Dataset records:
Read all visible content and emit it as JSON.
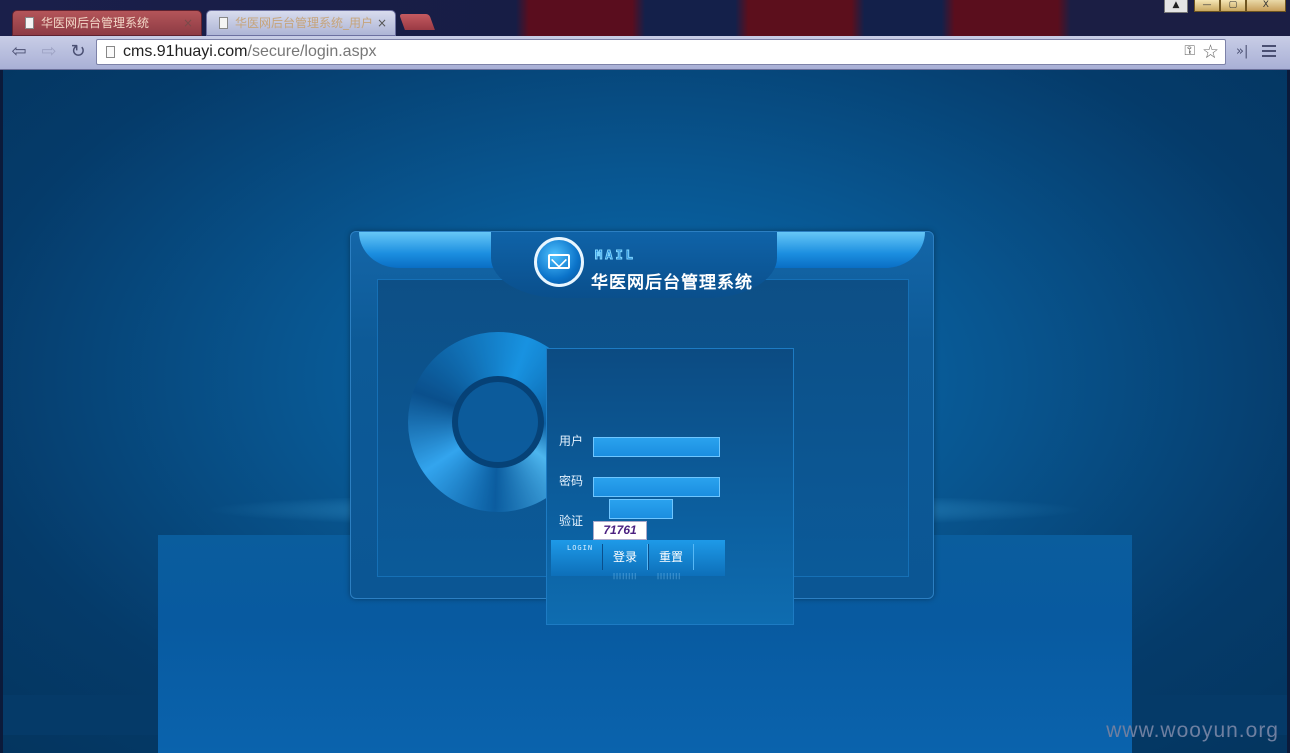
{
  "browser": {
    "tabs": [
      {
        "label": "华医网后台管理系统",
        "active": false
      },
      {
        "label": "华医网后台管理系统_用户",
        "active": true
      }
    ],
    "close_glyph": "×",
    "user_glyph": "▲",
    "window_buttons": {
      "minimize": "—",
      "maximize": "▢",
      "close": "X"
    },
    "nav": {
      "back": "⇦",
      "forward": "⇨",
      "reload": "↻"
    },
    "address": {
      "host": "cms.91huayi.com",
      "path": "/secure/login.aspx"
    },
    "key_glyph": "⚿",
    "star_glyph": "☆",
    "extensions_glyph": "»|",
    "accent_color": "#a9b0d6"
  },
  "page": {
    "mail_word": "MAIL",
    "system_title": "华医网后台管理系统",
    "form": {
      "username_label": "用户",
      "password_label": "密码",
      "captcha_label": "验证",
      "captcha_code": "71761",
      "login_tag": "LOGIN",
      "login_button": "登录",
      "reset_button": "重置",
      "username_value": "",
      "password_value": "",
      "captcha_value": ""
    },
    "watermark": "www.wooyun.org"
  }
}
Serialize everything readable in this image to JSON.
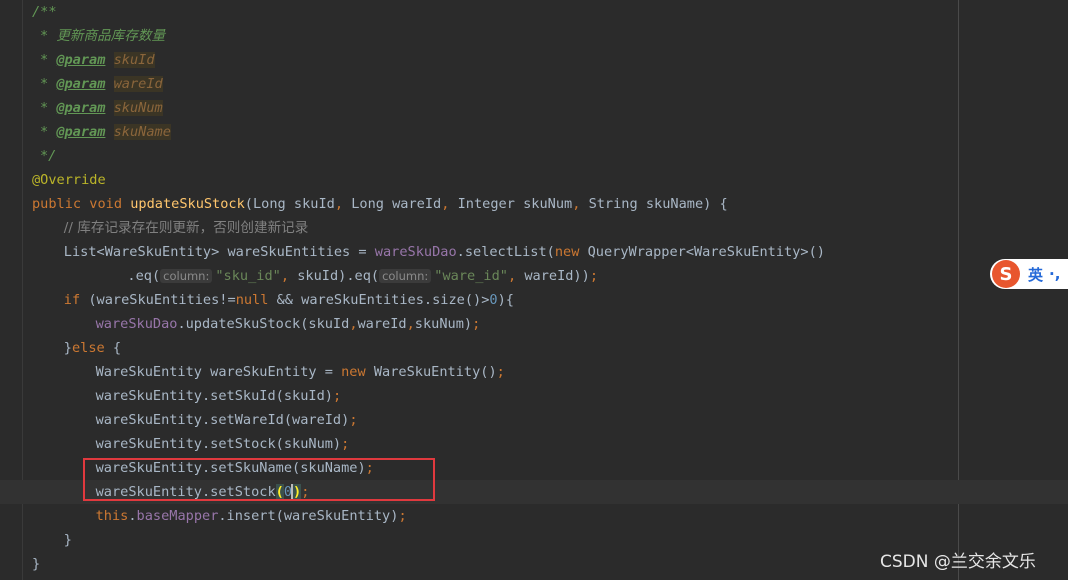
{
  "editor": {
    "lines": [
      {
        "indent": 4,
        "tokens": [
          {
            "c": "cm",
            "t": "/**"
          }
        ]
      },
      {
        "indent": 5,
        "tokens": [
          {
            "c": "cm",
            "t": "* "
          },
          {
            "c": "cm-cn",
            "t": "更新商品库存数量"
          }
        ]
      },
      {
        "indent": 5,
        "tokens": [
          {
            "c": "cm",
            "t": "* "
          },
          {
            "c": "tag",
            "t": "@param"
          },
          {
            "c": "cm",
            "t": " "
          },
          {
            "c": "pname",
            "t": "skuId"
          }
        ]
      },
      {
        "indent": 5,
        "tokens": [
          {
            "c": "cm",
            "t": "* "
          },
          {
            "c": "tag",
            "t": "@param"
          },
          {
            "c": "cm",
            "t": " "
          },
          {
            "c": "pname",
            "t": "wareId"
          }
        ]
      },
      {
        "indent": 5,
        "tokens": [
          {
            "c": "cm",
            "t": "* "
          },
          {
            "c": "tag",
            "t": "@param"
          },
          {
            "c": "cm",
            "t": " "
          },
          {
            "c": "pname",
            "t": "skuNum"
          }
        ]
      },
      {
        "indent": 5,
        "tokens": [
          {
            "c": "cm",
            "t": "* "
          },
          {
            "c": "tag",
            "t": "@param"
          },
          {
            "c": "cm",
            "t": " "
          },
          {
            "c": "pname",
            "t": "skuName"
          }
        ]
      },
      {
        "indent": 5,
        "tokens": [
          {
            "c": "cm",
            "t": "*/"
          }
        ]
      },
      {
        "indent": 4,
        "tokens": [
          {
            "c": "ann",
            "t": "@Override"
          }
        ]
      },
      {
        "indent": 4,
        "tokens": [
          {
            "c": "kw",
            "t": "public void "
          },
          {
            "c": "fn",
            "t": "updateSkuStock"
          },
          {
            "c": "",
            "t": "(Long skuId"
          },
          {
            "c": "kw",
            "t": ", "
          },
          {
            "c": "",
            "t": "Long wareId"
          },
          {
            "c": "kw",
            "t": ", "
          },
          {
            "c": "",
            "t": "Integer skuNum"
          },
          {
            "c": "kw",
            "t": ", "
          },
          {
            "c": "",
            "t": "String skuName) {"
          }
        ]
      },
      {
        "indent": 8,
        "tokens": [
          {
            "c": "line-cn",
            "t": "// 库存记录存在则更新，否则创建新记录"
          }
        ]
      },
      {
        "indent": 8,
        "tokens": [
          {
            "c": "",
            "t": "List<WareSkuEntity> wareSkuEntities = "
          },
          {
            "c": "field",
            "t": "wareSkuDao"
          },
          {
            "c": "",
            "t": ".selectList("
          },
          {
            "c": "kw",
            "t": "new "
          },
          {
            "c": "",
            "t": "QueryWrapper<WareSkuEntity>()"
          }
        ]
      },
      {
        "indent": 16,
        "tokens": [
          {
            "c": "",
            "t": ".eq("
          },
          {
            "c": "hint",
            "t": "column:"
          },
          {
            "c": "str",
            "t": "\"sku_id\""
          },
          {
            "c": "kw",
            "t": ", "
          },
          {
            "c": "",
            "t": "skuId).eq("
          },
          {
            "c": "hint",
            "t": "column:"
          },
          {
            "c": "str",
            "t": "\"ware_id\""
          },
          {
            "c": "kw",
            "t": ", "
          },
          {
            "c": "",
            "t": "wareId))"
          },
          {
            "c": "kw",
            "t": ";"
          }
        ]
      },
      {
        "indent": 8,
        "tokens": [
          {
            "c": "kw",
            "t": "if "
          },
          {
            "c": "",
            "t": "(wareSkuEntities!="
          },
          {
            "c": "kw",
            "t": "null "
          },
          {
            "c": "",
            "t": "&& wareSkuEntities.size()>"
          },
          {
            "c": "num",
            "t": "0"
          },
          {
            "c": "",
            "t": "){"
          }
        ]
      },
      {
        "indent": 12,
        "tokens": [
          {
            "c": "field",
            "t": "wareSkuDao"
          },
          {
            "c": "",
            "t": ".updateSkuStock(skuId"
          },
          {
            "c": "kw",
            "t": ","
          },
          {
            "c": "",
            "t": "wareId"
          },
          {
            "c": "kw",
            "t": ","
          },
          {
            "c": "",
            "t": "skuNum)"
          },
          {
            "c": "kw",
            "t": ";"
          }
        ]
      },
      {
        "indent": 8,
        "tokens": [
          {
            "c": "",
            "t": "}"
          },
          {
            "c": "kw",
            "t": "else "
          },
          {
            "c": "",
            "t": "{"
          }
        ]
      },
      {
        "indent": 12,
        "tokens": [
          {
            "c": "",
            "t": "WareSkuEntity wareSkuEntity = "
          },
          {
            "c": "kw",
            "t": "new "
          },
          {
            "c": "",
            "t": "WareSkuEntity()"
          },
          {
            "c": "kw",
            "t": ";"
          }
        ]
      },
      {
        "indent": 12,
        "tokens": [
          {
            "c": "",
            "t": "wareSkuEntity.setSkuId(skuId)"
          },
          {
            "c": "kw",
            "t": ";"
          }
        ]
      },
      {
        "indent": 12,
        "tokens": [
          {
            "c": "",
            "t": "wareSkuEntity.setWareId(wareId)"
          },
          {
            "c": "kw",
            "t": ";"
          }
        ]
      },
      {
        "indent": 12,
        "tokens": [
          {
            "c": "",
            "t": "wareSkuEntity.setStock(skuNum)"
          },
          {
            "c": "kw",
            "t": ";"
          }
        ]
      },
      {
        "indent": 12,
        "tokens": [
          {
            "c": "",
            "t": "wareSkuEntity.setSkuName(skuName)"
          },
          {
            "c": "kw",
            "t": ";"
          }
        ]
      },
      {
        "indent": 12,
        "tokens": [
          {
            "c": "",
            "t": "wareSkuEntity.setStock"
          },
          {
            "c": "brace-match",
            "t": "("
          },
          {
            "c": "num",
            "t": "0"
          },
          {
            "c": "caret",
            "t": ""
          },
          {
            "c": "brace-match",
            "t": ")"
          },
          {
            "c": "kw",
            "t": ";"
          }
        ]
      },
      {
        "indent": 12,
        "tokens": [
          {
            "c": "kw",
            "t": "this"
          },
          {
            "c": "",
            "t": "."
          },
          {
            "c": "field",
            "t": "baseMapper"
          },
          {
            "c": "",
            "t": ".insert(wareSkuEntity)"
          },
          {
            "c": "kw",
            "t": ";"
          }
        ]
      },
      {
        "indent": 8,
        "tokens": [
          {
            "c": "",
            "t": "}"
          }
        ]
      },
      {
        "indent": 4,
        "tokens": [
          {
            "c": "",
            "t": "}"
          }
        ]
      }
    ]
  },
  "ime": {
    "logo": "S",
    "language": "英",
    "punct": "·,"
  },
  "watermark": "CSDN @兰交余文乐"
}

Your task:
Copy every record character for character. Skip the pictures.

Result:
Read all visible content and emit it as JSON.
{
  "browser": {
    "tabs": [
      {
        "label": "华医网后台管理系统",
        "active": false
      },
      {
        "label": "华医网后台管理系统_用户",
        "active": true
      }
    ],
    "close_glyph": "×",
    "user_glyph": "▲",
    "window_buttons": {
      "minimize": "—",
      "maximize": "▢",
      "close": "X"
    },
    "nav": {
      "back": "⇦",
      "forward": "⇨",
      "reload": "↻"
    },
    "address": {
      "host": "cms.91huayi.com",
      "path": "/secure/login.aspx"
    },
    "key_glyph": "⚿",
    "star_glyph": "☆",
    "extensions_glyph": "»|",
    "accent_color": "#a9b0d6"
  },
  "page": {
    "mail_word": "MAIL",
    "system_title": "华医网后台管理系统",
    "form": {
      "username_label": "用户",
      "password_label": "密码",
      "captcha_label": "验证",
      "captcha_code": "71761",
      "login_tag": "LOGIN",
      "login_button": "登录",
      "reset_button": "重置",
      "username_value": "",
      "password_value": "",
      "captcha_value": ""
    },
    "watermark": "www.wooyun.org"
  }
}
Serialize everything readable in this image to JSON.
{
  "editor": {
    "lines": [
      {
        "indent": 4,
        "tokens": [
          {
            "c": "cm",
            "t": "/**"
          }
        ]
      },
      {
        "indent": 5,
        "tokens": [
          {
            "c": "cm",
            "t": "* "
          },
          {
            "c": "cm-cn",
            "t": "更新商品库存数量"
          }
        ]
      },
      {
        "indent": 5,
        "tokens": [
          {
            "c": "cm",
            "t": "* "
          },
          {
            "c": "tag",
            "t": "@param"
          },
          {
            "c": "cm",
            "t": " "
          },
          {
            "c": "pname",
            "t": "skuId"
          }
        ]
      },
      {
        "indent": 5,
        "tokens": [
          {
            "c": "cm",
            "t": "* "
          },
          {
            "c": "tag",
            "t": "@param"
          },
          {
            "c": "cm",
            "t": " "
          },
          {
            "c": "pname",
            "t": "wareId"
          }
        ]
      },
      {
        "indent": 5,
        "tokens": [
          {
            "c": "cm",
            "t": "* "
          },
          {
            "c": "tag",
            "t": "@param"
          },
          {
            "c": "cm",
            "t": " "
          },
          {
            "c": "pname",
            "t": "skuNum"
          }
        ]
      },
      {
        "indent": 5,
        "tokens": [
          {
            "c": "cm",
            "t": "* "
          },
          {
            "c": "tag",
            "t": "@param"
          },
          {
            "c": "cm",
            "t": " "
          },
          {
            "c": "pname",
            "t": "skuName"
          }
        ]
      },
      {
        "indent": 5,
        "tokens": [
          {
            "c": "cm",
            "t": "*/"
          }
        ]
      },
      {
        "indent": 4,
        "tokens": [
          {
            "c": "ann",
            "t": "@Override"
          }
        ]
      },
      {
        "indent": 4,
        "tokens": [
          {
            "c": "kw",
            "t": "public void "
          },
          {
            "c": "fn",
            "t": "updateSkuStock"
          },
          {
            "c": "",
            "t": "(Long skuId"
          },
          {
            "c": "kw",
            "t": ", "
          },
          {
            "c": "",
            "t": "Long wareId"
          },
          {
            "c": "kw",
            "t": ", "
          },
          {
            "c": "",
            "t": "Integer skuNum"
          },
          {
            "c": "kw",
            "t": ", "
          },
          {
            "c": "",
            "t": "String skuName) {"
          }
        ]
      },
      {
        "indent": 8,
        "tokens": [
          {
            "c": "line-cn",
            "t": "// 库存记录存在则更新，否则创建新记录"
          }
        ]
      },
      {
        "indent": 8,
        "tokens": [
          {
            "c": "",
            "t": "List<WareSkuEntity> wareSkuEntities = "
          },
          {
            "c": "field",
            "t": "wareSkuDao"
          },
          {
            "c": "",
            "t": ".selectList("
          },
          {
            "c": "kw",
            "t": "new "
          },
          {
            "c": "",
            "t": "QueryWrapper<WareSkuEntity>()"
          }
        ]
      },
      {
        "indent": 16,
        "tokens": [
          {
            "c": "",
            "t": ".eq("
          },
          {
            "c": "hint",
            "t": "column:"
          },
          {
            "c": "str",
            "t": "\"sku_id\""
          },
          {
            "c": "kw",
            "t": ", "
          },
          {
            "c": "",
            "t": "skuId).eq("
          },
          {
            "c": "hint",
            "t": "column:"
          },
          {
            "c": "str",
            "t": "\"ware_id\""
          },
          {
            "c": "kw",
            "t": ", "
          },
          {
            "c": "",
            "t": "wareId))"
          },
          {
            "c": "kw",
            "t": ";"
          }
        ]
      },
      {
        "indent": 8,
        "tokens": [
          {
            "c": "kw",
            "t": "if "
          },
          {
            "c": "",
            "t": "(wareSkuEntities!="
          },
          {
            "c": "kw",
            "t": "null "
          },
          {
            "c": "",
            "t": "&& wareSkuEntities.size()>"
          },
          {
            "c": "num",
            "t": "0"
          },
          {
            "c": "",
            "t": "){"
          }
        ]
      },
      {
        "indent": 12,
        "tokens": [
          {
            "c": "field",
            "t": "wareSkuDao"
          },
          {
            "c": "",
            "t": ".updateSkuStock(skuId"
          },
          {
            "c": "kw",
            "t": ","
          },
          {
            "c": "",
            "t": "wareId"
          },
          {
            "c": "kw",
            "t": ","
          },
          {
            "c": "",
            "t": "skuNum)"
          },
          {
            "c": "kw",
            "t": ";"
          }
        ]
      },
      {
        "indent": 8,
        "tokens": [
          {
            "c": "",
            "t": "}"
          },
          {
            "c": "kw",
            "t": "else "
          },
          {
            "c": "",
            "t": "{"
          }
        ]
      },
      {
        "indent": 12,
        "tokens": [
          {
            "c": "",
            "t": "WareSkuEntity wareSkuEntity = "
          },
          {
            "c": "kw",
            "t": "new "
          },
          {
            "c": "",
            "t": "WareSkuEntity()"
          },
          {
            "c": "kw",
            "t": ";"
          }
        ]
      },
      {
        "indent": 12,
        "tokens": [
          {
            "c": "",
            "t": "wareSkuEntity.setSkuId(skuId)"
          },
          {
            "c": "kw",
            "t": ";"
          }
        ]
      },
      {
        "indent": 12,
        "tokens": [
          {
            "c": "",
            "t": "wareSkuEntity.setWareId(wareId)"
          },
          {
            "c": "kw",
            "t": ";"
          }
        ]
      },
      {
        "indent": 12,
        "tokens": [
          {
            "c": "",
            "t": "wareSkuEntity.setStock(skuNum)"
          },
          {
            "c": "kw",
            "t": ";"
          }
        ]
      },
      {
        "indent": 12,
        "tokens": [
          {
            "c": "",
            "t": "wareSkuEntity.setSkuName(skuName)"
          },
          {
            "c": "kw",
            "t": ";"
          }
        ]
      },
      {
        "indent": 12,
        "tokens": [
          {
            "c": "",
            "t": "wareSkuEntity.setStock"
          },
          {
            "c": "brace-match",
            "t": "("
          },
          {
            "c": "num",
            "t": "0"
          },
          {
            "c": "caret",
            "t": ""
          },
          {
            "c": "brace-match",
            "t": ")"
          },
          {
            "c": "kw",
            "t": ";"
          }
        ]
      },
      {
        "indent": 12,
        "tokens": [
          {
            "c": "kw",
            "t": "this"
          },
          {
            "c": "",
            "t": "."
          },
          {
            "c": "field",
            "t": "baseMapper"
          },
          {
            "c": "",
            "t": ".insert(wareSkuEntity)"
          },
          {
            "c": "kw",
            "t": ";"
          }
        ]
      },
      {
        "indent": 8,
        "tokens": [
          {
            "c": "",
            "t": "}"
          }
        ]
      },
      {
        "indent": 4,
        "tokens": [
          {
            "c": "",
            "t": "}"
          }
        ]
      }
    ]
  },
  "ime": {
    "logo": "S",
    "language": "英",
    "punct": "·,"
  },
  "watermark": "CSDN @兰交余文乐"
}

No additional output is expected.